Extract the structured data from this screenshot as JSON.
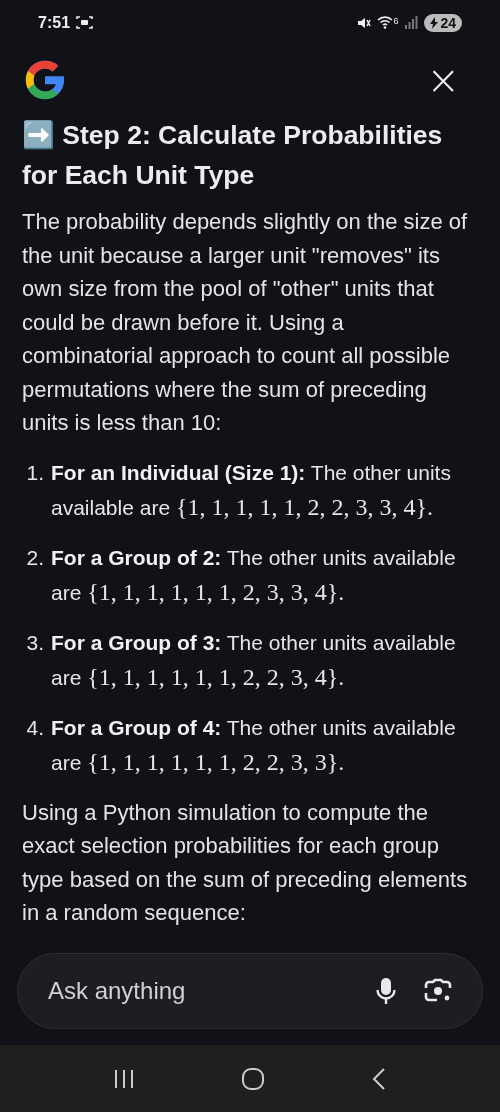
{
  "status_bar": {
    "time": "7:51",
    "wifi_label": "6",
    "battery": "24"
  },
  "header": {
    "close": "×"
  },
  "title": {
    "emoji": "➡️",
    "text": "Step 2: Calculate Probabilities for Each Unit Type"
  },
  "intro": "The probability depends slightly on the size of the unit because a larger unit \"removes\" its own size from the pool of \"other\" units that could be drawn before it. Using a combinatorial approach to count all possible permutations where the sum of preceding units is less than 10:",
  "list": [
    {
      "number": "1.",
      "lead": "For an Individual (Size 1):",
      "text": "The other units available are",
      "math": "{1, 1, 1, 1, 1, 2, 2, 3, 3, 4}."
    },
    {
      "number": "2.",
      "lead": "For a Group of 2:",
      "text": "The other units available are",
      "math": "{1, 1, 1, 1, 1, 1, 2, 3, 3, 4}."
    },
    {
      "number": "3.",
      "lead": "For a Group of 3:",
      "text": "The other units available are",
      "math": "{1, 1, 1, 1, 1, 1, 2, 2, 3, 4}."
    },
    {
      "number": "4.",
      "lead": "For a Group of 4:",
      "text": "The other units available are",
      "math": "{1, 1, 1, 1, 1, 1, 2, 2, 3, 3}."
    }
  ],
  "outro": "Using a Python simulation to compute the exact selection probabilities for each group type based on the sum of preceding elements in a random sequence:",
  "input": {
    "placeholder": "Ask anything"
  }
}
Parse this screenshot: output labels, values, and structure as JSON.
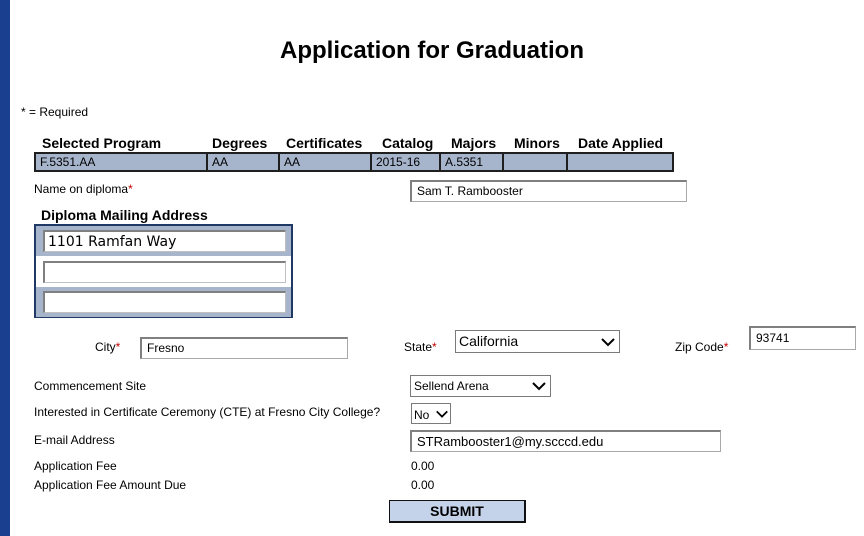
{
  "page": {
    "title": "Application for Graduation",
    "required_note": "* = Required"
  },
  "program": {
    "headers": [
      "Selected Program",
      "Degrees",
      "Certificates",
      "Catalog",
      "Majors",
      "Minors",
      "Date Applied"
    ],
    "row": [
      "F.5351.AA",
      "AA",
      "AA",
      "2015-16",
      "A.5351",
      "",
      ""
    ]
  },
  "diploma": {
    "name_label": "Name on diploma",
    "name_value": "Sam T. Rambooster",
    "address_heading": "Diploma Mailing Address",
    "address_lines": [
      "1101 Ramfan Way",
      "",
      ""
    ]
  },
  "location": {
    "city_label": "City",
    "city_value": "Fresno",
    "state_label": "State",
    "state_value": "California",
    "zip_label": "Zip Code",
    "zip_value": "93741"
  },
  "commencement": {
    "label": "Commencement Site",
    "value": "Sellend Arena"
  },
  "cte": {
    "label": "Interested in Certificate Ceremony (CTE) at Fresno City College?",
    "value": "No"
  },
  "email": {
    "label": "E-mail Address",
    "value": "STRambooster1@my.scccd.edu"
  },
  "fees": {
    "fee_label": "Application Fee",
    "fee_value": "0.00",
    "due_label": "Application Fee Amount Due",
    "due_value": "0.00"
  },
  "actions": {
    "submit_label": "SUBMIT"
  },
  "required_marker": "*",
  "colors": {
    "accent_bar": "#1a3f8f",
    "table_bg": "#a6b5cb",
    "required": "#c00000",
    "submit_bg": "#c5d3ea"
  }
}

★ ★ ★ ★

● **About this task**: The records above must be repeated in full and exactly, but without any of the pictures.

● **Result below**:
Extract the structured data from this screenshot as JSON.
{
  "status_bar": {
    "time": "7:51",
    "wifi_label": "6",
    "battery": "24"
  },
  "header": {
    "close": "×"
  },
  "title": {
    "emoji": "➡️",
    "text": "Step 2: Calculate Probabilities for Each Unit Type"
  },
  "intro": "The probability depends slightly on the size of the unit because a larger unit \"removes\" its own size from the pool of \"other\" units that could be drawn before it. Using a combinatorial approach to count all possible permutations where the sum of preceding units is less than 10:",
  "list": [
    {
      "number": "1.",
      "lead": "For an Individual (Size 1):",
      "text": "The other units available are",
      "math": "{1, 1, 1, 1, 1, 2, 2, 3, 3, 4}."
    },
    {
      "number": "2.",
      "lead": "For a Group of 2:",
      "text": "The other units available are",
      "math": "{1, 1, 1, 1, 1, 1, 2, 3, 3, 4}."
    },
    {
      "number": "3.",
      "lead": "For a Group of 3:",
      "text": "The other units available are",
      "math": "{1, 1, 1, 1, 1, 1, 2, 2, 3, 4}."
    },
    {
      "number": "4.",
      "lead": "For a Group of 4:",
      "text": "The other units available are",
      "math": "{1, 1, 1, 1, 1, 1, 2, 2, 3, 3}."
    }
  ],
  "outro": "Using a Python simulation to compute the exact selection probabilities for each group type based on the sum of preceding elements in a random sequence:",
  "input": {
    "placeholder": "Ask anything"
  }
}
Parse this screenshot: output labels, values, and structure as JSON.
{
  "page": {
    "title": "Application for Graduation",
    "required_note": "* = Required"
  },
  "program": {
    "headers": [
      "Selected Program",
      "Degrees",
      "Certificates",
      "Catalog",
      "Majors",
      "Minors",
      "Date Applied"
    ],
    "row": [
      "F.5351.AA",
      "AA",
      "AA",
      "2015-16",
      "A.5351",
      "",
      ""
    ]
  },
  "diploma": {
    "name_label": "Name on diploma",
    "name_value": "Sam T. Rambooster",
    "address_heading": "Diploma Mailing Address",
    "address_lines": [
      "1101 Ramfan Way",
      "",
      ""
    ]
  },
  "location": {
    "city_label": "City",
    "city_value": "Fresno",
    "state_label": "State",
    "state_value": "California",
    "zip_label": "Zip Code",
    "zip_value": "93741"
  },
  "commencement": {
    "label": "Commencement Site",
    "value": "Sellend Arena"
  },
  "cte": {
    "label": "Interested in Certificate Ceremony (CTE) at Fresno City College?",
    "value": "No"
  },
  "email": {
    "label": "E-mail Address",
    "value": "STRambooster1@my.scccd.edu"
  },
  "fees": {
    "fee_label": "Application Fee",
    "fee_value": "0.00",
    "due_label": "Application Fee Amount Due",
    "due_value": "0.00"
  },
  "actions": {
    "submit_label": "SUBMIT"
  },
  "required_marker": "*",
  "colors": {
    "accent_bar": "#1a3f8f",
    "table_bg": "#a6b5cb",
    "required": "#c00000",
    "submit_bg": "#c5d3ea"
  }
}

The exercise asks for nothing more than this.